▶ **TO DO**:
A single figure is required: the number of lines in the data below that hold the word "name".

EXERCISE DATA section start

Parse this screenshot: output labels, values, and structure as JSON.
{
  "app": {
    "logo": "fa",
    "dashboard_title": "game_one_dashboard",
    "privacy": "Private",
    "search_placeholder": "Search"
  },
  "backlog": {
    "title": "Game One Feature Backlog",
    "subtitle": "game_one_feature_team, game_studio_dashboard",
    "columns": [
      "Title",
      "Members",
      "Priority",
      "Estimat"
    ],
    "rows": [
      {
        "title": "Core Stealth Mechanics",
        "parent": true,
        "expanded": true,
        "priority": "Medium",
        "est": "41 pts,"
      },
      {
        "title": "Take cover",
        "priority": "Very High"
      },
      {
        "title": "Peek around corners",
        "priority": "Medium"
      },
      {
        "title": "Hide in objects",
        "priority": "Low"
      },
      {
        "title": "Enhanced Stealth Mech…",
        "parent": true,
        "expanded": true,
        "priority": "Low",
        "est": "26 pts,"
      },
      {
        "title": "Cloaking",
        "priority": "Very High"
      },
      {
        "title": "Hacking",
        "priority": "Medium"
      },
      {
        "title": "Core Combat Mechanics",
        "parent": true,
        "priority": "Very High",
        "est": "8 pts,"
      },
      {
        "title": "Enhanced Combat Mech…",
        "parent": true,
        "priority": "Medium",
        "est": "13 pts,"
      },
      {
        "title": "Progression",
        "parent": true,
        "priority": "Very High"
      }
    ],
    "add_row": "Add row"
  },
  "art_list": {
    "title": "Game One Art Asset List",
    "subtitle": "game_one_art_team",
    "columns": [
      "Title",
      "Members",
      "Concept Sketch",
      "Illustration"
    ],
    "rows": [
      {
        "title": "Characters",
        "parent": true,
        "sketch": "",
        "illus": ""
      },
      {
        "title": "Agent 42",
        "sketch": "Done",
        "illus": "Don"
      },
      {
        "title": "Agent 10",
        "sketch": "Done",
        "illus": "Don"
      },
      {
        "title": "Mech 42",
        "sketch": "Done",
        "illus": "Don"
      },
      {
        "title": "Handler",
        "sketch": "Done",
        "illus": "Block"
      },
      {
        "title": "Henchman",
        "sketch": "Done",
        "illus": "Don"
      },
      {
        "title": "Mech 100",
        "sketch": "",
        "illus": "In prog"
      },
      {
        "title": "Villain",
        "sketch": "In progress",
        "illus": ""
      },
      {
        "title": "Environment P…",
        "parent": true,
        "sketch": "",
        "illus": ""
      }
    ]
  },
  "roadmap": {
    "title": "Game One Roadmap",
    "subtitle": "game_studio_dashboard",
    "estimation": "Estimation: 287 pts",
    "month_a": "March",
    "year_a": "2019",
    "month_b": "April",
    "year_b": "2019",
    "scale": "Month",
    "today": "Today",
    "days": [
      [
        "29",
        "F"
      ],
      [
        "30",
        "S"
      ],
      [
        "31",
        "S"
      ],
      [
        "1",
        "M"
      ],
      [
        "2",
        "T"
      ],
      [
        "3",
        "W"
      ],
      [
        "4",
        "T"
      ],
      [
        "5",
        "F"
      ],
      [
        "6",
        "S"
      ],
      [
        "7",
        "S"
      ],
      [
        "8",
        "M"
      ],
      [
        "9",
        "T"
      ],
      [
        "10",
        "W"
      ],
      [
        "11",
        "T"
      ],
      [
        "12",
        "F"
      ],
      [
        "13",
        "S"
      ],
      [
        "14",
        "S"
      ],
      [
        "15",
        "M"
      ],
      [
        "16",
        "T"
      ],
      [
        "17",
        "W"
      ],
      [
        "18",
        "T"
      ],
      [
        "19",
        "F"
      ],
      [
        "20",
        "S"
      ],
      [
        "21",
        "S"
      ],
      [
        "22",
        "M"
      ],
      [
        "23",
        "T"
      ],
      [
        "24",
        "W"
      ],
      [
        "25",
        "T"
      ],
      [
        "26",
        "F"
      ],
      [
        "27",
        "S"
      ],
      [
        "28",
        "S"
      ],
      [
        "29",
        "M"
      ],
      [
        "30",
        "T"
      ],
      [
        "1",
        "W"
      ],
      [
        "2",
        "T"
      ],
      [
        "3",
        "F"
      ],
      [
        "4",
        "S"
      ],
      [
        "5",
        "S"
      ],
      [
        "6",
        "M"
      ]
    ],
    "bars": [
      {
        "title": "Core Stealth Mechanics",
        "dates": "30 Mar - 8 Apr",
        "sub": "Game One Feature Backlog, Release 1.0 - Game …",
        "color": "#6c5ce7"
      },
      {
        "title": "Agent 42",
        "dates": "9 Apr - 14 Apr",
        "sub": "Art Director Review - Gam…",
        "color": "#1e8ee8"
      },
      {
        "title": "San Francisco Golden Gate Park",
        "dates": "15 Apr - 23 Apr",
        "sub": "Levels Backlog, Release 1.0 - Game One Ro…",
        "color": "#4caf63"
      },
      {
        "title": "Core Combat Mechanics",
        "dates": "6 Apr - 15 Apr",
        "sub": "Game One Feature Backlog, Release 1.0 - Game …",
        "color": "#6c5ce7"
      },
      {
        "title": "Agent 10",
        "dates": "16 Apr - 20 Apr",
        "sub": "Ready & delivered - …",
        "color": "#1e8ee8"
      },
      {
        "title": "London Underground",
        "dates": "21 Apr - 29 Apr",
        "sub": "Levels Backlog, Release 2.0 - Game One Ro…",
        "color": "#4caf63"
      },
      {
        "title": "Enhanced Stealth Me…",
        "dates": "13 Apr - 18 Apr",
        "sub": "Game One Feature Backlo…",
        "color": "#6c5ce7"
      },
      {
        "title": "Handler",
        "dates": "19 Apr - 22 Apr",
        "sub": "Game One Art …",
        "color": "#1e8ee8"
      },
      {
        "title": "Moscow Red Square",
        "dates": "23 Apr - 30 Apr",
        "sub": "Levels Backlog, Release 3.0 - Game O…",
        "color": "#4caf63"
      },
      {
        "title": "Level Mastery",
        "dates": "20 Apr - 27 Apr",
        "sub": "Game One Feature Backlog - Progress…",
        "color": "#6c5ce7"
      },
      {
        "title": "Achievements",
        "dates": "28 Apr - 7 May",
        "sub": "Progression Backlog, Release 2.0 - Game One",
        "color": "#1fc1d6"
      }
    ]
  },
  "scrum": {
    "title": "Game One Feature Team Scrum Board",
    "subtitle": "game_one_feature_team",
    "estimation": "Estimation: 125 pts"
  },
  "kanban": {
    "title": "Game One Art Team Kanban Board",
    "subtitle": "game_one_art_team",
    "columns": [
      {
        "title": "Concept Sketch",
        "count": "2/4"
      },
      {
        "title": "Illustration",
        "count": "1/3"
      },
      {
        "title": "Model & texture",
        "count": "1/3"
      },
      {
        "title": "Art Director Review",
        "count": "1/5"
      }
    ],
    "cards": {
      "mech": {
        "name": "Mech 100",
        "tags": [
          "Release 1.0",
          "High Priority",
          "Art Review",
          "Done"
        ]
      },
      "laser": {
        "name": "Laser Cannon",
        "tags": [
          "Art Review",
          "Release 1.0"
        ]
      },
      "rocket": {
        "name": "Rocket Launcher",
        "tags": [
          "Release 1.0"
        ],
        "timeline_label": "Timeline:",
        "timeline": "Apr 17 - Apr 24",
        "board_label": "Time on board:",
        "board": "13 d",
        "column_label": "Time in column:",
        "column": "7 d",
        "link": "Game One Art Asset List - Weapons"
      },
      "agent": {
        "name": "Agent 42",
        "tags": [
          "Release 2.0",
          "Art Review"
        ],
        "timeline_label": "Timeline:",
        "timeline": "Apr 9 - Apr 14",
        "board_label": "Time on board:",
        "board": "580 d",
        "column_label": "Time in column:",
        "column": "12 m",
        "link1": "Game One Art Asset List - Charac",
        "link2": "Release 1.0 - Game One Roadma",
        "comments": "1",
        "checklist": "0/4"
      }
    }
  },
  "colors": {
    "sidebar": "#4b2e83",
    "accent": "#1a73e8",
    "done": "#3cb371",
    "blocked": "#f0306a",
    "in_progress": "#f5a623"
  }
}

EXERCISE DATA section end

▶ **OUTPUT**:
4